The adoption of robotics still needs cultivation among SMEs, while some workers will need reskilling to move up the value chain in a more automated economy, Minister for Trade and Industry (Industry) S. Iswaran said yesterday.
"Robotics is interesting as it can be applied in different industries... We want to see how some of these solutions can be incorporated into our existing businesses, partly as a solution for productivity, partly also to allow them to pursue new types of opportunities," he said when visiting Aitech Robotics and Automation in JTC's CleanTech Park.
"What we want is to find ways for SMEs to be able to adopt the technology. But SME owners have to first understand what is the potential, and then for them to cross the Rubicon and try it."
Alongside abundant government grants, one way to encourage wider adoption of robotics technology is to have a leasing model, where SMEs can acquire the technology at a lower cost, Mr Iswaran suggested.
His visit to Aitech came days after Budget 2016 included a $450 million expansion to the National Robotics Programme.
The initiative underpins the Government's push to make automation the centrepiece of Singapore's economic transformation.
This means boom times may lie ahead for robotics service providers such as Aitech.
Established in 2013, the company builds automated or guided robots to support business processes at companies in industries such as semiconductor manufacturing, food and beverage, and logistics services.
But the use of robots alone will not solve the issues of uneven pro- ductivity growth, Mr Iswaran said.
"There is no silver bullet to productivity growth - you need all aspects to come together. Business processes still have to be optimised, and skill sets need to be enhanced, and then there is the use of technology.

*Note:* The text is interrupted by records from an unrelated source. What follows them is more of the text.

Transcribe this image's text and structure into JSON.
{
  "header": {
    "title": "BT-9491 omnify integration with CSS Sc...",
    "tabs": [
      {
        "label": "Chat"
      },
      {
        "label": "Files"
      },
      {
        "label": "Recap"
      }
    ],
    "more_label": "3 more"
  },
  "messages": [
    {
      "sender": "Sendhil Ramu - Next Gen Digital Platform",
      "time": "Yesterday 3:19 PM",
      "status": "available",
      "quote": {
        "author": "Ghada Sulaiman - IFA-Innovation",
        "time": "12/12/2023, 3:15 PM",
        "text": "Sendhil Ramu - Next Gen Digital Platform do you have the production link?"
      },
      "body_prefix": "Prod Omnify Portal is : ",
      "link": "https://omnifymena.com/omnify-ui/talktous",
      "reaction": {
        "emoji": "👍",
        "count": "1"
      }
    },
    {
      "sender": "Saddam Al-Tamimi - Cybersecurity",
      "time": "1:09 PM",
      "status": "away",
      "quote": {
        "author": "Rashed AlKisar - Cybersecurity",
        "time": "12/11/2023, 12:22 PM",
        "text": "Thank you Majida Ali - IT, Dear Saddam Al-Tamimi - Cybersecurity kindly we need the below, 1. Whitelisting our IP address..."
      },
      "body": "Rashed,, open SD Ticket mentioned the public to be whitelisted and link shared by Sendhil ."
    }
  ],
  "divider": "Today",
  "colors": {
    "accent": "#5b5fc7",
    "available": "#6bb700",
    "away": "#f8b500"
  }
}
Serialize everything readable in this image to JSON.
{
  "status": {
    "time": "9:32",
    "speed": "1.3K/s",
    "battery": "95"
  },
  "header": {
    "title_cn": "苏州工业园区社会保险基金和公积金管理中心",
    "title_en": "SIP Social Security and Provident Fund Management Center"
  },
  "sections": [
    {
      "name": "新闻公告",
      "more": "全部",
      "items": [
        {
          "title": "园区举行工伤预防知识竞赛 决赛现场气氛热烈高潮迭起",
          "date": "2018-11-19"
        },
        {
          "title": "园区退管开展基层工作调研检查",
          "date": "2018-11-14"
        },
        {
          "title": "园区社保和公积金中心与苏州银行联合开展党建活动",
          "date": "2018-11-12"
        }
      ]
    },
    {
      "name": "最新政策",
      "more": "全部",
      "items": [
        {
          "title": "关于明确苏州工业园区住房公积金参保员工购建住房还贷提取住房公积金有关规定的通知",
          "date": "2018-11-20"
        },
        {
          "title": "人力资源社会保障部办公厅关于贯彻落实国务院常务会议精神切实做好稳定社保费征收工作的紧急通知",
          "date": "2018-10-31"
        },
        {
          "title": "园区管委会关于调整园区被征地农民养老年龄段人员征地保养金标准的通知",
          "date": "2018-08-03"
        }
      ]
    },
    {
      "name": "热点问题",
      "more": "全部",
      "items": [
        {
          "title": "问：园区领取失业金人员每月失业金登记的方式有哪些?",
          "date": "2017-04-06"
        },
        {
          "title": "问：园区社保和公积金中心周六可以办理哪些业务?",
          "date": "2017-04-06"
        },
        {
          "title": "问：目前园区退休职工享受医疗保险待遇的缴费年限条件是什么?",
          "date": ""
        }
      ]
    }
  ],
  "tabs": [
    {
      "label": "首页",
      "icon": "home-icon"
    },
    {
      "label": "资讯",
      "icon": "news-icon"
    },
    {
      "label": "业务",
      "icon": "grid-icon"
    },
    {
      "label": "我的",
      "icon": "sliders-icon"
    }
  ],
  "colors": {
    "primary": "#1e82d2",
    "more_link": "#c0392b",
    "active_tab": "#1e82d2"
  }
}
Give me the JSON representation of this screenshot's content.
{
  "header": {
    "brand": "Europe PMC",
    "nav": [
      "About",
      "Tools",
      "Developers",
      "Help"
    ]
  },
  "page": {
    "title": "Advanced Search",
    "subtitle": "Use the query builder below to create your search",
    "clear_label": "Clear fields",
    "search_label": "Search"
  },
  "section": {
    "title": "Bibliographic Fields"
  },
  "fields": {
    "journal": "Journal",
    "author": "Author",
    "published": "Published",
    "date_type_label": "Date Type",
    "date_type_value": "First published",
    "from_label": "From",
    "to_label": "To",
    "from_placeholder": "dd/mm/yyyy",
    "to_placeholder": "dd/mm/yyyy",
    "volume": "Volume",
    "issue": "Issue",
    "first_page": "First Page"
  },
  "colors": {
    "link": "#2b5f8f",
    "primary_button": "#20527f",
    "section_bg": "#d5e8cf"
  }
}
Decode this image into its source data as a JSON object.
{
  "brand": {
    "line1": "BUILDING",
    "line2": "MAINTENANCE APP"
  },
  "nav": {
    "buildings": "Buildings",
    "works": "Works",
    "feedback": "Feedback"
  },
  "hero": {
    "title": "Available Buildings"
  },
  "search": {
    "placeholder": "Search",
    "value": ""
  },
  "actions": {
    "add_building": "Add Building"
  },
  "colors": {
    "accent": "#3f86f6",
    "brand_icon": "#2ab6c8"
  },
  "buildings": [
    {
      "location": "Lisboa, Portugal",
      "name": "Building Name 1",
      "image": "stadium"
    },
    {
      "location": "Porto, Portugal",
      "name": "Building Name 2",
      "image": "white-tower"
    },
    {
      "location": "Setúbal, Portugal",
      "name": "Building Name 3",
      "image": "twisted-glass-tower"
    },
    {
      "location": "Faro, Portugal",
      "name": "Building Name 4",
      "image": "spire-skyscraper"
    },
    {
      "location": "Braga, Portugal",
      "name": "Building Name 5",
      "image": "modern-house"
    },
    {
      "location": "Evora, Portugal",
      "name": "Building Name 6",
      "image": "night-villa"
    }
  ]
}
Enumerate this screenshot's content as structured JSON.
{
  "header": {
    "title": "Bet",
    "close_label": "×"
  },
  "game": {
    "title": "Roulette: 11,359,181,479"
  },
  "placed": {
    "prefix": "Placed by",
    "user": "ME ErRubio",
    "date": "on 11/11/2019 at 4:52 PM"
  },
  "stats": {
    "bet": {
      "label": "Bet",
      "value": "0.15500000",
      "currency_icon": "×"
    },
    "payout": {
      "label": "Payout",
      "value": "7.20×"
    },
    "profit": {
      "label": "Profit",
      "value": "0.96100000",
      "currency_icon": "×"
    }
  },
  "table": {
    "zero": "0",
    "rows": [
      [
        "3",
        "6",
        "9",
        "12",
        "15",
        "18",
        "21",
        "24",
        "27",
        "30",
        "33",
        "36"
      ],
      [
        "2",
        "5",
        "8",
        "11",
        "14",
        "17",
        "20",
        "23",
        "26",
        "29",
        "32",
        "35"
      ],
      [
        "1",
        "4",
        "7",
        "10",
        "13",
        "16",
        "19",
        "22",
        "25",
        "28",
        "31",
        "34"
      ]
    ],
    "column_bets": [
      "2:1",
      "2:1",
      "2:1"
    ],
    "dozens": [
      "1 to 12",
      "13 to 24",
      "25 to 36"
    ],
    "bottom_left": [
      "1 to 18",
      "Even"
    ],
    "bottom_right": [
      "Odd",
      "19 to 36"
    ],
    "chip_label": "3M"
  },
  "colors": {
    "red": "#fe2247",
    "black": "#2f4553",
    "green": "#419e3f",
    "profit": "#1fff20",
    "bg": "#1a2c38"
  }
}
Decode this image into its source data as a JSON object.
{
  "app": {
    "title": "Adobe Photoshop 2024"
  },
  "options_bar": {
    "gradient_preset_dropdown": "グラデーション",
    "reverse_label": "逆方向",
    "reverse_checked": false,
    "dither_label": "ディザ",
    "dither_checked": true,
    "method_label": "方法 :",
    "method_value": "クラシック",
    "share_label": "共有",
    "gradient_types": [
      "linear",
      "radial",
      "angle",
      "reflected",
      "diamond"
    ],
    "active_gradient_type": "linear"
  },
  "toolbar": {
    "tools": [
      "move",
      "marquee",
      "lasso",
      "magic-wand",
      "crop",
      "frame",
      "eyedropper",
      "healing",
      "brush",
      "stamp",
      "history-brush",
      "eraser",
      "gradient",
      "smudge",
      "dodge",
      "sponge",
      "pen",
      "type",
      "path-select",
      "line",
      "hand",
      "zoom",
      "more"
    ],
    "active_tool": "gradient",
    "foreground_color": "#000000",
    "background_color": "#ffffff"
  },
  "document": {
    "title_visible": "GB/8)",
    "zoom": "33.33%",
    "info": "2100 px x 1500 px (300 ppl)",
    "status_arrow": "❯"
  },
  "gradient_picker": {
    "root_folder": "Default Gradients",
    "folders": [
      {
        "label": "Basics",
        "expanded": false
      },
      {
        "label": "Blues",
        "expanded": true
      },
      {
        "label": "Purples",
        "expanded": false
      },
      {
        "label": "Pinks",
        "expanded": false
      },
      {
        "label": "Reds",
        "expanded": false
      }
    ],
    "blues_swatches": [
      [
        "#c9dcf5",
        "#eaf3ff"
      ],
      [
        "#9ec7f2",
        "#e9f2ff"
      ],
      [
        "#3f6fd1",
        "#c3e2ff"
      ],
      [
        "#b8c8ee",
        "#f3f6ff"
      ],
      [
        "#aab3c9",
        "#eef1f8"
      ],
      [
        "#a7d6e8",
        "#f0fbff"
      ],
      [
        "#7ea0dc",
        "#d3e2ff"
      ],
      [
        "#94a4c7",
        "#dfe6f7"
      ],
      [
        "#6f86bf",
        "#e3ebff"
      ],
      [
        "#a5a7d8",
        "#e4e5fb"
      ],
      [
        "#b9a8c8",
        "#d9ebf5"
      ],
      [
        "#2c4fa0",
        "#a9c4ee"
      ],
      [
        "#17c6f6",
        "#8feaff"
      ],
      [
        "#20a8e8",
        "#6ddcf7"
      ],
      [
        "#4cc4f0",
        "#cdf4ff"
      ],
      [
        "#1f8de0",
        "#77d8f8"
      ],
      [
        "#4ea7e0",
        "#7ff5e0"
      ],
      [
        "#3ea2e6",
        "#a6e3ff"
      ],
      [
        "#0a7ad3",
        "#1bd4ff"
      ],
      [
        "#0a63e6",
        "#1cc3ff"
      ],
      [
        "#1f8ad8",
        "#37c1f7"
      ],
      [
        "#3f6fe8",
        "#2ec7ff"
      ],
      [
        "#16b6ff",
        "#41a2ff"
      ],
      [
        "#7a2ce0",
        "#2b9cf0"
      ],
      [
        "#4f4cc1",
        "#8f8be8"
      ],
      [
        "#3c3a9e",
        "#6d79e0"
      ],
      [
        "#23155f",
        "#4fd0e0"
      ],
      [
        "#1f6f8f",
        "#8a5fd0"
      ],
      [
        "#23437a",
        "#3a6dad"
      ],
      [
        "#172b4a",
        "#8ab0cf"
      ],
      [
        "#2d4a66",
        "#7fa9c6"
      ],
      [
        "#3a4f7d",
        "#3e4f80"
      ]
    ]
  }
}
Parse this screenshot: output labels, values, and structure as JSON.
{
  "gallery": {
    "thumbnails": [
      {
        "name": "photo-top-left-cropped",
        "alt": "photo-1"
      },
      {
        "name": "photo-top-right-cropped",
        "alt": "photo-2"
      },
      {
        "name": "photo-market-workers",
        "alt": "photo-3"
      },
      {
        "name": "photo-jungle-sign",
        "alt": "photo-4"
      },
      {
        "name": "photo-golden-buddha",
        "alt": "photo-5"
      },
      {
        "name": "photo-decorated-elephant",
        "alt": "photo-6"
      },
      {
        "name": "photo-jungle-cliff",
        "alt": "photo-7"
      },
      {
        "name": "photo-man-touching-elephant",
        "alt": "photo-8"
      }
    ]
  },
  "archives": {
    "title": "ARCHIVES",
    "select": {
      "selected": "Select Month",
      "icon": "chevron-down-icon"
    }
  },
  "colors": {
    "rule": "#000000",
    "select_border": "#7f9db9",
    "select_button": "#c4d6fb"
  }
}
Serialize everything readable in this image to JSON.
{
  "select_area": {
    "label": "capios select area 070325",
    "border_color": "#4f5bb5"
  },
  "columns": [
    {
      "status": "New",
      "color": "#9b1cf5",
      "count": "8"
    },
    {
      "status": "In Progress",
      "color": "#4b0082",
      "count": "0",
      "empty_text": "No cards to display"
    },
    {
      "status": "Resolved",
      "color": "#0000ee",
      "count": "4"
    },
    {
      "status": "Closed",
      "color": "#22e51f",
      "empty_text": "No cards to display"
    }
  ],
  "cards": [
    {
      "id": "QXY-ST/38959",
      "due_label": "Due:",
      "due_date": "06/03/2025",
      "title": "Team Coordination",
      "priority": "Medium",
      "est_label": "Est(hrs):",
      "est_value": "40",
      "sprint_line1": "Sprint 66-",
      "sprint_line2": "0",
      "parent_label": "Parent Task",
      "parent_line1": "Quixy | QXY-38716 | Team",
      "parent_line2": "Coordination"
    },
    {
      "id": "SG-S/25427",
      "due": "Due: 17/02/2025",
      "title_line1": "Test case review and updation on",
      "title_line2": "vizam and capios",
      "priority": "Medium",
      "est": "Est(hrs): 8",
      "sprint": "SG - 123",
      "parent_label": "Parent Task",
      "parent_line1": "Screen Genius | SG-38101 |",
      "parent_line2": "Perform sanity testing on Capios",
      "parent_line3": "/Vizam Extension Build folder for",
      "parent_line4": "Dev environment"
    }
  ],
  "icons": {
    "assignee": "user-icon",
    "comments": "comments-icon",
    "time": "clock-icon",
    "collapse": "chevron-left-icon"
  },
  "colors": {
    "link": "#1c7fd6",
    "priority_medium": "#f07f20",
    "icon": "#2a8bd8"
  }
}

You need all these on a consistent basis to grow productivity."
And as robotics solutions become more prevalent, some parts of Singapore's workforce will inevitably be hit as robots take over certain jobs.
That is why reskilling and retraining will remain a key part of the Government's restructuring efforts, so as to enable individuals to take up jobs with higher value-add.
"Even as certain types of jobs may be diminished, there will be new kinds of jobs created. What we have to do at the system level is to find ways for Singaporeans to pick up new skills and adapt to new opportunities," Mr Iswaran said.